    This paper examines Wittgenstein's conception of absolute safety in the light of two potential problems exposed by Winch. These are that, firstly: even if someone's life has been virtuous so far, the contingency of its remaining so until death vitiates the claim that the virtuous person cannot be harmed; and secondly: when voiced from a first-person standpoint, the claim to be absolutely safe due to one's virtuousness appears hubristic and self-undermining. I argue that Wittgenstein's mystical conception of safety, unlike some (...)
    Direct download (5 more)  
     
    My bibliography  
     
    Export citation  
  46. David C. Bauman (2011). Evaluating Ethical Approaches to Crisis Leadership: Insights From Unintentional Harm Research. [REVIEW] Journal of Business Ethics 98 (2):281 - 295.score: 16.0
    Leading a corporation through a crisis requires rational decision making guided by an ethical approach (Snyder et al., Journal of Business Ethics, 63, 2006, 371). Three such approaches are virtue ethics (Seeger and Ulmer, Journal of Business Ethics, 31, 2001, 369), an ethic of justice, and an ethic of care (Simóla, Journal of Business Ethics, 46, 2003, 351). In this article, I consider the effectiveness of these approaches for leading a corporation after a crisis. The standard I use is drawn (...)
    Direct download (5 more)  
     
    My bibliography  
     
    Export citation  
  47. Nicola Jane Williams (2013). Possible Persons and the Problem of Prenatal Harm. Journal of Ethics 17 (4):355-385.score: 16.0
    When attempting to determine which of our acts affect future generations and which affect the identities of those who make up such generations, accounts of personal identity that privilege psychological features and person affecting accounts of morality, whilst highly useful when discussing the rights and wrongs of acts relating to extant persons, seem to come up short. On such approaches it is often held that the intuition that future persons can be harmed by decisions made prior to their existence is (...)
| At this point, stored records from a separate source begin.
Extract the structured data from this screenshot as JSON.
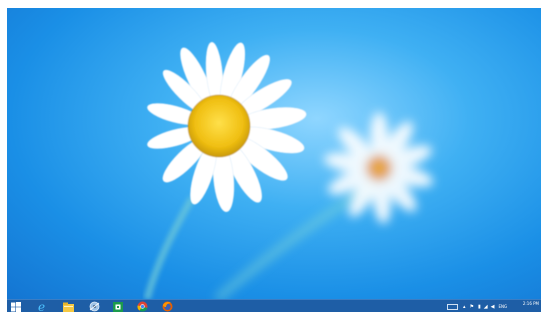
{
  "desktop": {
    "wallpaper": "daisies-on-blue",
    "colors": {
      "sky_light": "#8fd6ff",
      "sky": "#1a8fe6",
      "petal": "#ffffff",
      "center": "#f2c318",
      "center_far": "#f29a2e"
    }
  },
  "taskbar": {
    "background": "#1e5ea6",
    "apps": [
      {
        "name": "start-button",
        "icon": "windows-logo-icon"
      },
      {
        "name": "internet-explorer-button",
        "icon": "internet-explorer-icon"
      },
      {
        "name": "file-explorer-button",
        "icon": "folder-icon"
      },
      {
        "name": "app-button-settings",
        "icon": "gear-globe-icon"
      },
      {
        "name": "app-button-green",
        "icon": "green-app-icon"
      },
      {
        "name": "chrome-button",
        "icon": "chrome-icon"
      },
      {
        "name": "firefox-button",
        "icon": "firefox-icon"
      }
    ],
    "tray": {
      "keyboard_label": "",
      "language": "ENG",
      "time": "2:16 PM",
      "date": "6/27/2016"
    }
  }
}
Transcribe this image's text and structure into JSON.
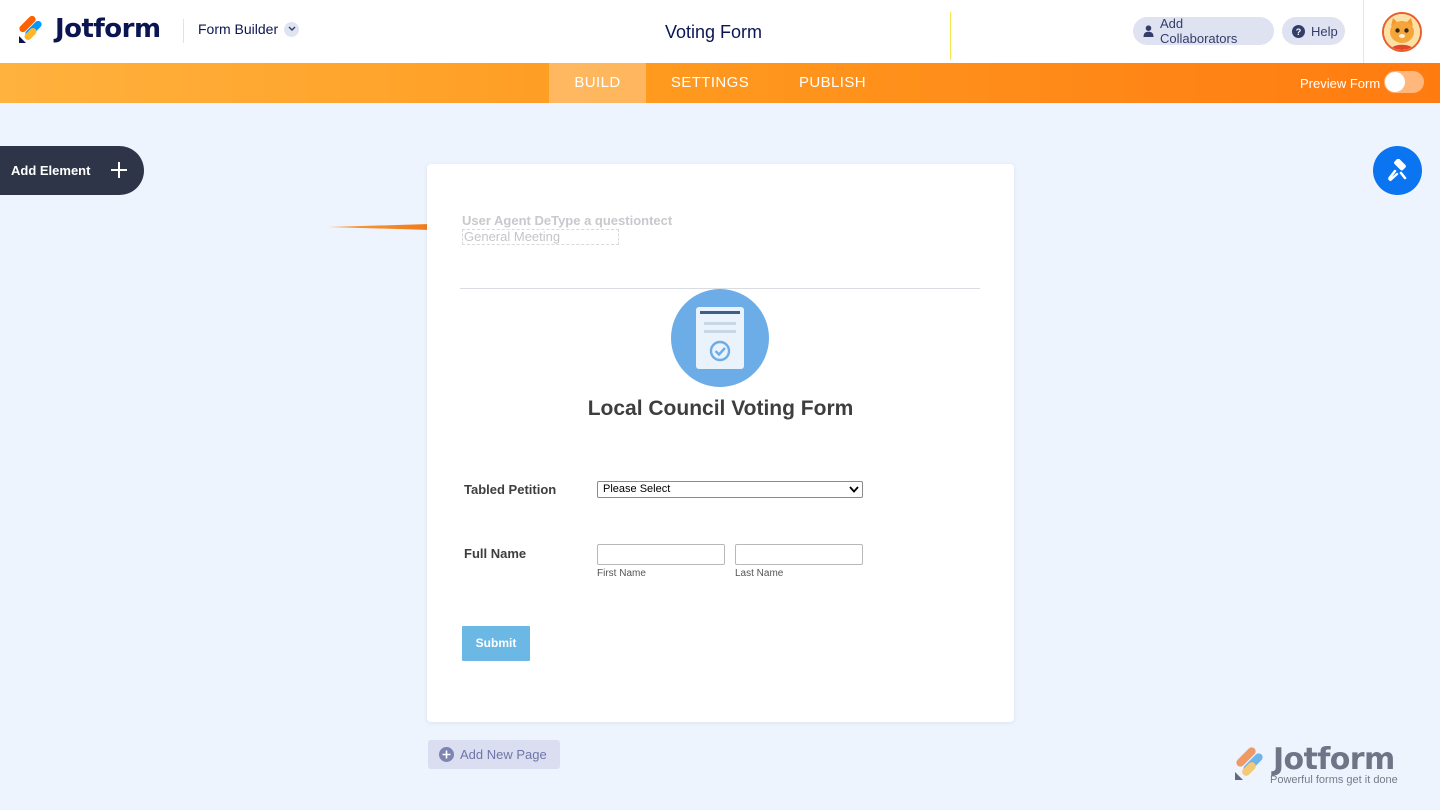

    Direct download (4 more)  
     
    My bibliography  
     
    Export citation  
  48. Jonny Anomaly (2009). Harm to Others: The Social Cost of Antibiotics in Agriculture. Journal of Agricultural and Environmental Ethics 22 (5):423-435.score: 15.0
    See "What's Wrong with Factory Farming?" (2014) for an updated treatment of these issues.
    Direct download (8 more)  
     
    My bibliography  
     
    Export citation  
  49. Mulnix (2009). Harm, Rights, and Liberty: Towards a Non-Normative Reading of Mill's Liberty Principle. Journal of Moral Philosophy 6 (2):196-217.score: 15.0
    Direct download (5 more)  
     
    My bibliography  
     
    Export citation  
  50. Sue Cornforth (2013). Doing No Harm in a Changing Climate: Professional Education, and the Problematic 'Psy' Subject. Educational Philosophy and Theory 45 (10):1054-1066.score: 15.0
    Direct download (8 more)  
     
    My bibliography  
     
    Export citation  
1 — 50 / 1000